● REQUIREMENT
Report every line of the data that includes "JSON".

● DATA IN THIS EXERCISE
────────────────

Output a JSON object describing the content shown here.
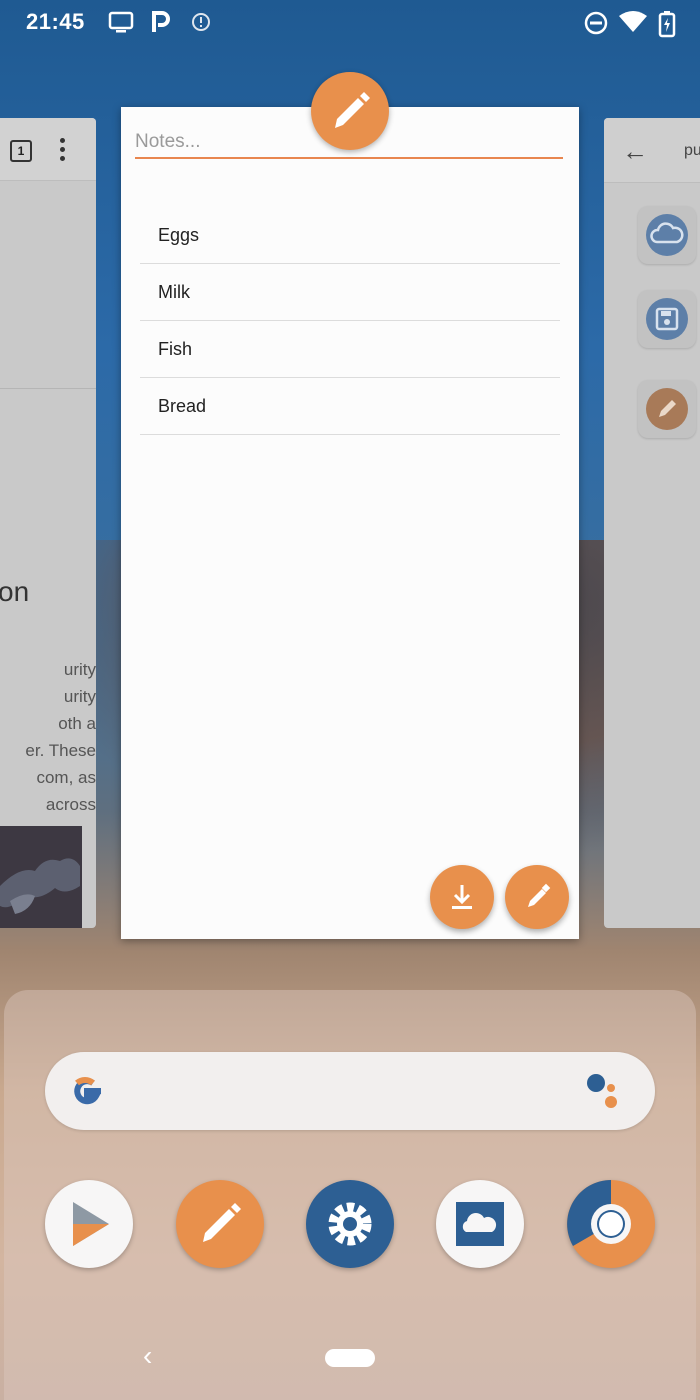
{
  "status_bar": {
    "time": "21:45",
    "left_icons": [
      "tv-icon",
      "p-icon",
      "info-icon"
    ],
    "right_icons": [
      "do-not-disturb-icon",
      "wifi-icon",
      "battery-charging-icon"
    ]
  },
  "left_card": {
    "tab_count": "1",
    "heading_fragment": "on",
    "paragraph_fragments": [
      "urity",
      "urity",
      "oth a",
      "er. These",
      "com, as",
      "across"
    ]
  },
  "right_card": {
    "title_fragment": "pu",
    "buttons": [
      "cloud-icon",
      "save-icon",
      "pencil-icon"
    ]
  },
  "notes_app": {
    "input_placeholder": "Notes...",
    "input_value": "",
    "items": [
      {
        "label": "Eggs"
      },
      {
        "label": "Milk"
      },
      {
        "label": "Fish"
      },
      {
        "label": "Bread"
      }
    ],
    "fabs": [
      "download-icon",
      "pencil-icon"
    ]
  },
  "dock": {
    "search_placeholder": "",
    "apps": [
      "play-store",
      "notes",
      "settings",
      "cloud-photos",
      "chrome"
    ]
  },
  "colors": {
    "accent": "#e8904c",
    "settings_blue": "#2d5f93"
  }
}
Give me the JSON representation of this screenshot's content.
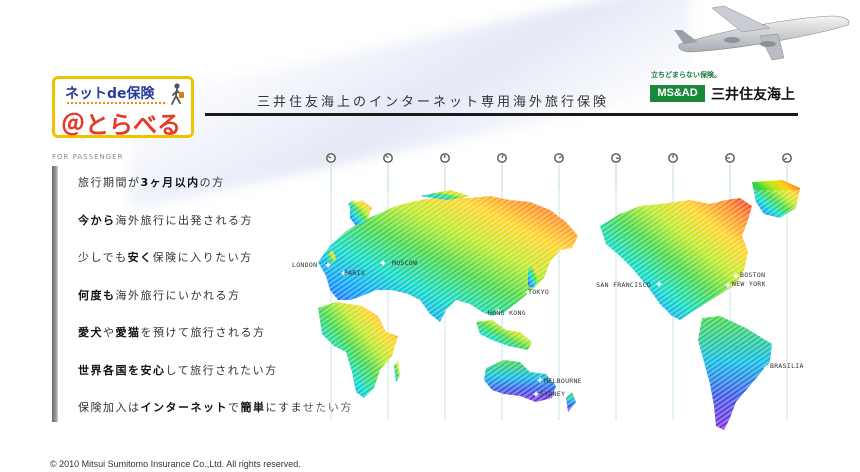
{
  "header": {
    "logo_top": "ネットde保険",
    "logo_main": "＠とらべる",
    "tagline": "三井住友海上のインターネット専用海外旅行保険",
    "brand_small": "立ちどまらない保険。",
    "brand_badge": "MS&AD",
    "brand_name": "三井住友海上"
  },
  "section_label": "FOR PASSENGER",
  "menu": [
    [
      {
        "t": "旅行期間が"
      },
      {
        "t": "3ヶ月以内",
        "b": true
      },
      {
        "t": "の方"
      }
    ],
    [
      {
        "t": "今から",
        "b": true
      },
      {
        "t": "海外旅行に出発される方"
      }
    ],
    [
      {
        "t": "少しでも"
      },
      {
        "t": "安く",
        "b": true
      },
      {
        "t": "保険に入りたい方"
      }
    ],
    [
      {
        "t": "何度も",
        "b": true
      },
      {
        "t": "海外旅行にいかれる方"
      }
    ],
    [
      {
        "t": "愛犬",
        "b": true
      },
      {
        "t": "や"
      },
      {
        "t": "愛猫",
        "b": true
      },
      {
        "t": "を預けて旅行される方"
      }
    ],
    [
      {
        "t": "世界各国を安心",
        "b": true
      },
      {
        "t": "して旅行されたい方"
      }
    ],
    [
      {
        "t": "保険加入は"
      },
      {
        "t": "インターネット",
        "b": true
      },
      {
        "t": "で"
      },
      {
        "t": "簡単",
        "b": true
      },
      {
        "t": "にすませたい方"
      }
    ]
  ],
  "cities": [
    "LONDON",
    "PARIS",
    "MOSCOW",
    "TOKYO",
    "HONG KONG",
    "SAN FRANCISCO",
    "BOSTON",
    "NEW YORK",
    "BRASILIA",
    "MELBOURNE",
    "SYDNEY"
  ],
  "colors": {
    "brand_green": "#1a8a3a",
    "logo_border": "#f2c200",
    "logo_red": "#e43a2a",
    "logo_blue": "#2a3b9a"
  },
  "footer": "© 2010 Mitsui Sumitomo Insurance Co.,Ltd. All rights reserved."
}
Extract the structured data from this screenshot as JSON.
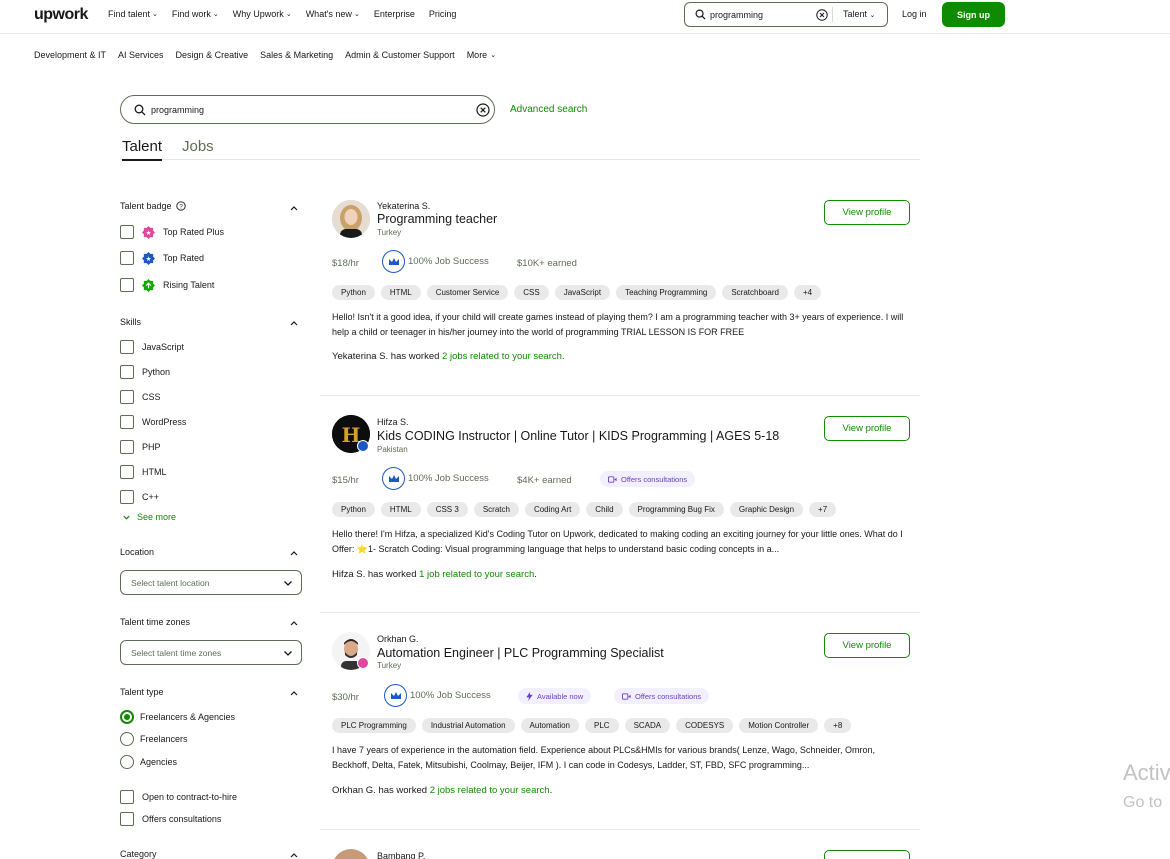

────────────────

● EXERCISE ANSWER
Output a JSON object describing the content shown here.
Give me the JSON representation of this screenshot's content.
Extract the structured data from this screenshot as JSON.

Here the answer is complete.